Records shown
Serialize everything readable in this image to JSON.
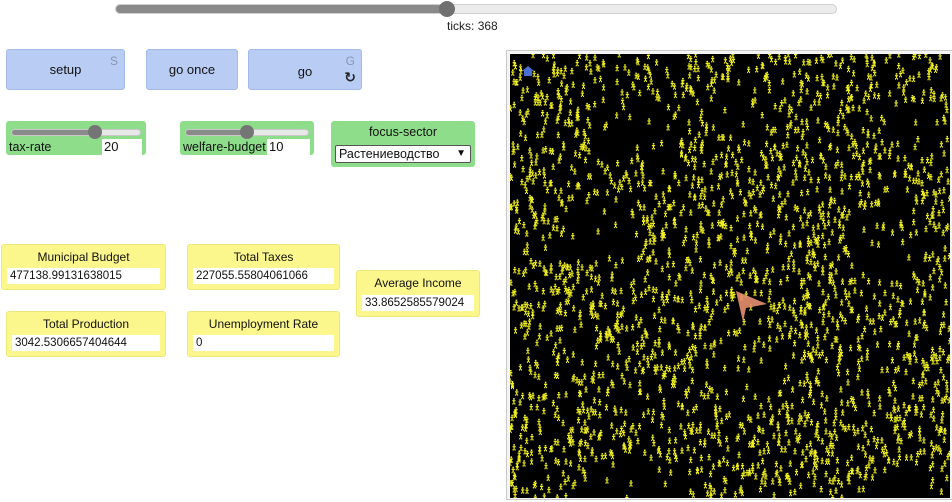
{
  "speed_slider": {
    "fraction": 0.46
  },
  "ticks": {
    "label": "ticks:",
    "value": "368"
  },
  "buttons": {
    "setup": {
      "label": "setup",
      "key": "S"
    },
    "go_once": {
      "label": "go once"
    },
    "go": {
      "label": "go",
      "key": "G",
      "forever_icon": "↻"
    }
  },
  "sliders": {
    "tax_rate": {
      "label": "tax-rate",
      "value": "20",
      "fraction": 0.65
    },
    "welfare_budget": {
      "label": "welfare-budget",
      "value": "10",
      "fraction": 0.5
    }
  },
  "chooser": {
    "label": "focus-sector",
    "selected": "Растениеводство",
    "arrow": "⌄"
  },
  "monitors": {
    "municipal_budget": {
      "label": "Municipal Budget",
      "value": "477138.99131638015"
    },
    "total_taxes": {
      "label": "Total Taxes",
      "value": "227055.55804061066"
    },
    "average_income": {
      "label": "Average Income",
      "value": "33.8652585579024"
    },
    "total_production": {
      "label": "Total Production",
      "value": "3042.5306657404644"
    },
    "unemployment_rate": {
      "label": "Unemployment Rate",
      "value": "0"
    }
  },
  "world": {
    "background": "#000000",
    "agent_color": "#f0f020",
    "cursor_color": "#e89070",
    "home_icon": "home-icon"
  }
}
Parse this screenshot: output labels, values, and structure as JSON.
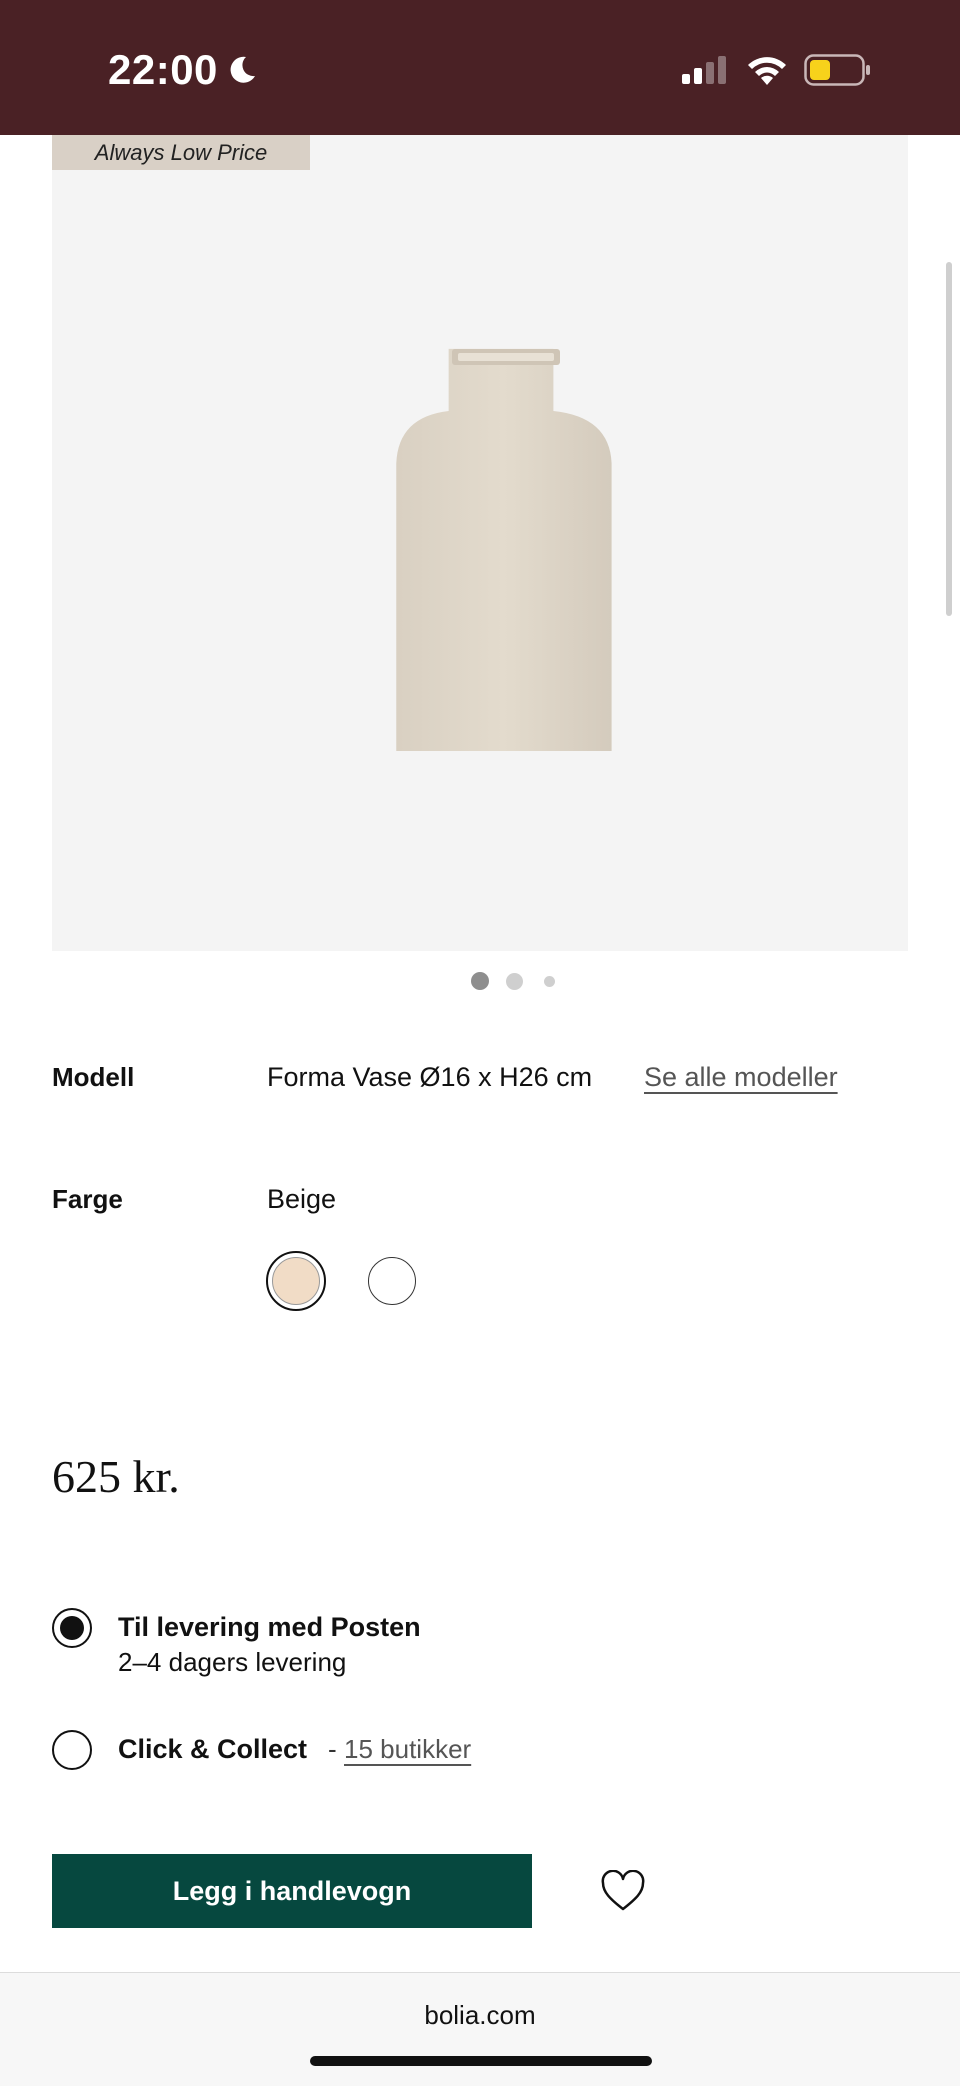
{
  "status_bar": {
    "time": "22:00",
    "icons": [
      "moon-icon",
      "signal-icon",
      "wifi-icon",
      "battery-icon"
    ],
    "background": "#4a2125"
  },
  "product": {
    "badge": "Always Low Price",
    "image_icon": "vase-image",
    "carousel": {
      "pages": 3,
      "active": 1
    }
  },
  "attributes": {
    "model": {
      "label": "Modell",
      "value": "Forma Vase Ø16 x H26 cm",
      "link": "Se alle modeller"
    },
    "color": {
      "label": "Farge",
      "value": "Beige",
      "swatches": [
        {
          "name": "Beige",
          "color": "#f1dcc6",
          "selected": true
        },
        {
          "name": "White",
          "color": "#ffffff",
          "selected": false
        }
      ]
    }
  },
  "price": "625 kr.",
  "delivery": {
    "options": [
      {
        "title": "Til levering med Posten",
        "subtitle": "2–4 dagers levering",
        "selected": true
      },
      {
        "title": "Click & Collect",
        "separator": "-",
        "link": "15 butikker",
        "selected": false
      }
    ]
  },
  "actions": {
    "add_to_cart": "Legg i handlevogn",
    "favorite_icon": "heart-icon",
    "button_color": "#06483f"
  },
  "browser": {
    "url": "bolia.com"
  }
}
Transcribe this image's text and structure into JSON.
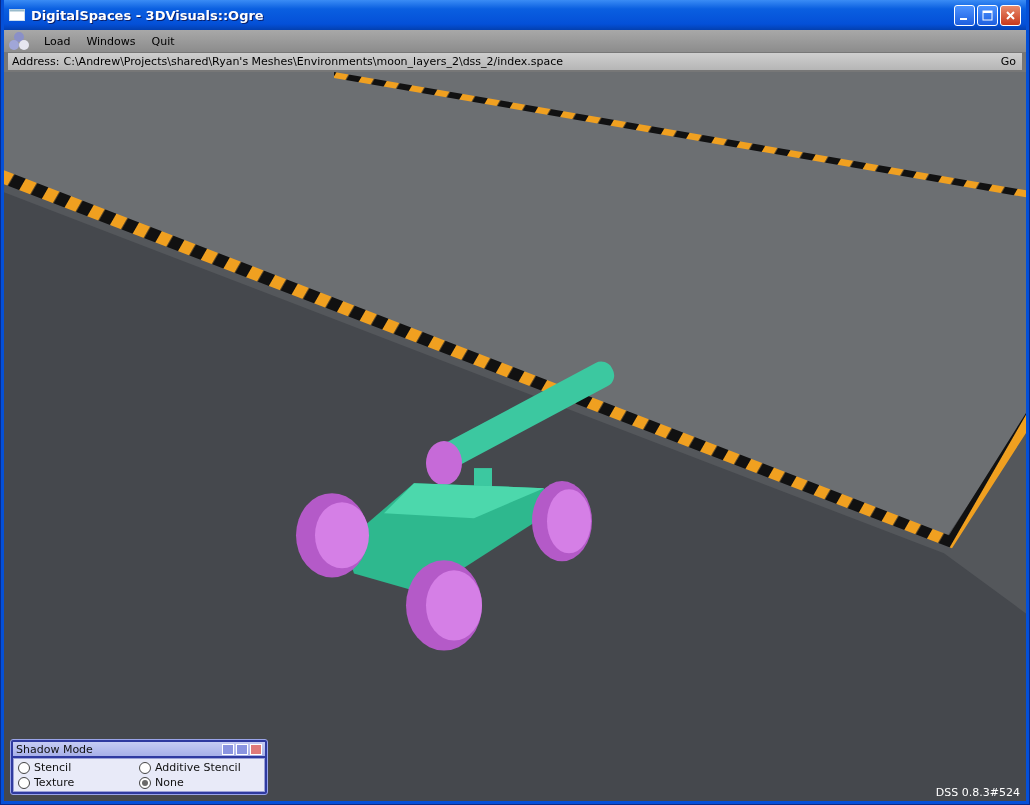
{
  "window": {
    "title": "DigitalSpaces - 3DVisuals::Ogre"
  },
  "menu": [
    "Load",
    "Windows",
    "Quit"
  ],
  "address_bar": {
    "label": "Address:",
    "value": "C:\\Andrew\\Projects\\shared\\Ryan's Meshes\\Environments\\moon_layers_2\\dss_2/index.space",
    "button": "Go"
  },
  "shadow_mode": {
    "title": "Shadow Mode",
    "options": [
      {
        "label": "Stencil",
        "selected": false
      },
      {
        "label": "Additive Stencil",
        "selected": false
      },
      {
        "label": "Texture",
        "selected": false
      },
      {
        "label": "None",
        "selected": true
      }
    ]
  },
  "version": "DSS 0.8.3#524"
}
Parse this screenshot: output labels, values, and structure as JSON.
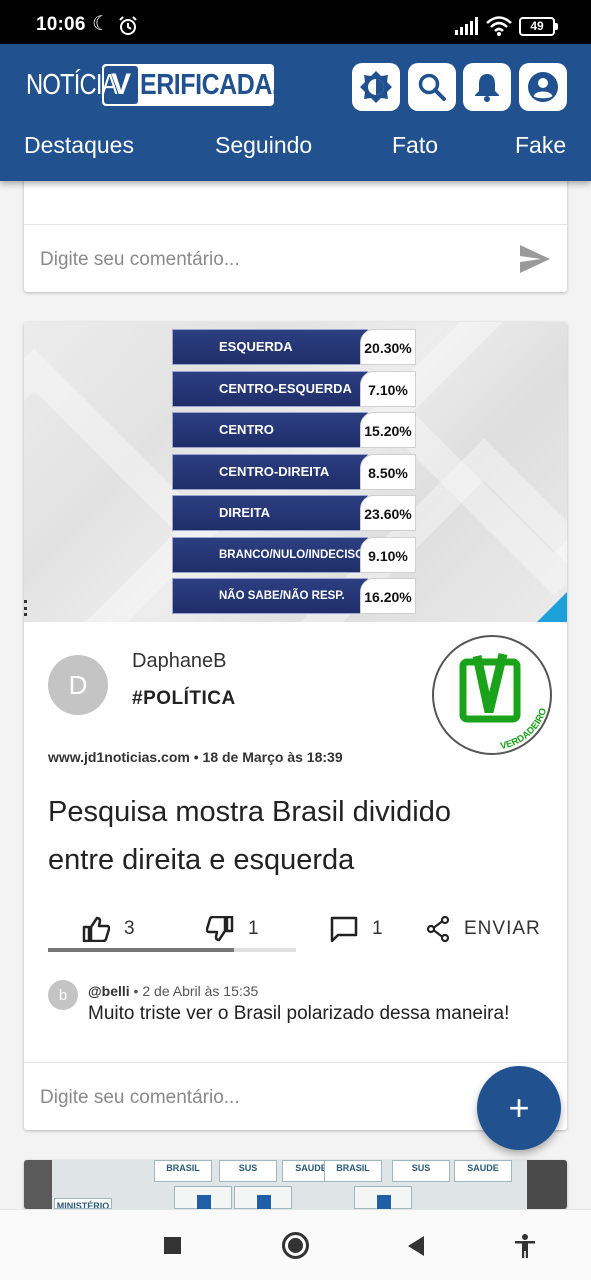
{
  "status_bar": {
    "time": "10:06",
    "battery": "49"
  },
  "app": {
    "logo_prefix": "NOTÍCIA",
    "logo_v": "V",
    "logo_rest": "ERIFICADA."
  },
  "tabs": [
    "Destaques",
    "Seguindo",
    "Fato",
    "Fake"
  ],
  "comment_placeholder": "Digite seu comentário...",
  "post": {
    "image_chart": {
      "type": "bar",
      "categories": [
        "ESQUERDA",
        "CENTRO-ESQUERDA",
        "CENTRO",
        "CENTRO-DIREITA",
        "DIREITA",
        "BRANCO/NULO/INDECISO",
        "NÃO SABE/NÃO RESP."
      ],
      "value_labels": [
        "20.30%",
        "7.10%",
        "15.20%",
        "8.50%",
        "23.60%",
        "9.10%",
        "16.20%"
      ]
    },
    "avatar_letter": "D",
    "author": "DaphaneB",
    "tag": "#POLÍTICA",
    "seal_label": "VERDADEIRO",
    "source": "www.jd1noticias.com • 18 de Março às 18:39",
    "title": "Pesquisa mostra Brasil dividido entre direita e esquerda",
    "likes": "3",
    "dislikes": "1",
    "comments_count": "1",
    "share_label": "ENVIAR",
    "like_ratio": 0.75,
    "comment": {
      "avatar_letter": "b",
      "user": "@belli",
      "date": "2 de Abril às 15:35",
      "text": "Muito triste ver o Brasil polarizado dessa maneira!"
    }
  },
  "next_post_labels": [
    "BRASIL",
    "SUS",
    "SAUDE",
    "BRASIL",
    "SUS",
    "SAUDE",
    "MINISTÉRIO DA"
  ],
  "fab_label": "+",
  "colors": {
    "primary": "#22518f",
    "verified_green": "#1aa31a"
  }
}
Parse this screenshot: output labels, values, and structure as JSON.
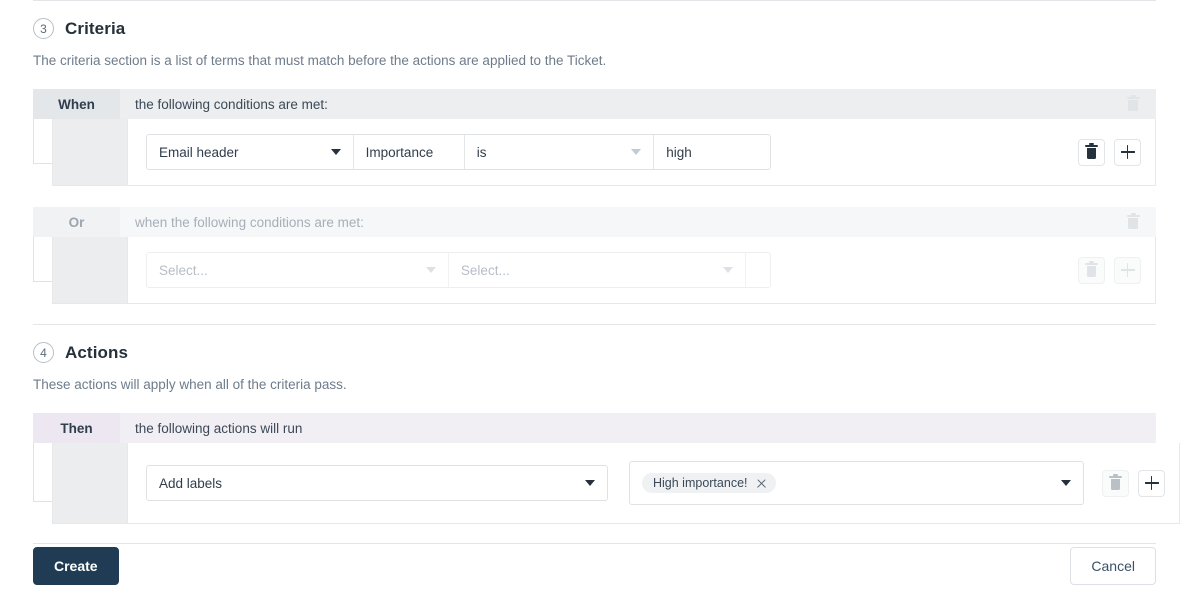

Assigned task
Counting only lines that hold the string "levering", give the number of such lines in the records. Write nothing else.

Response for this exercise
2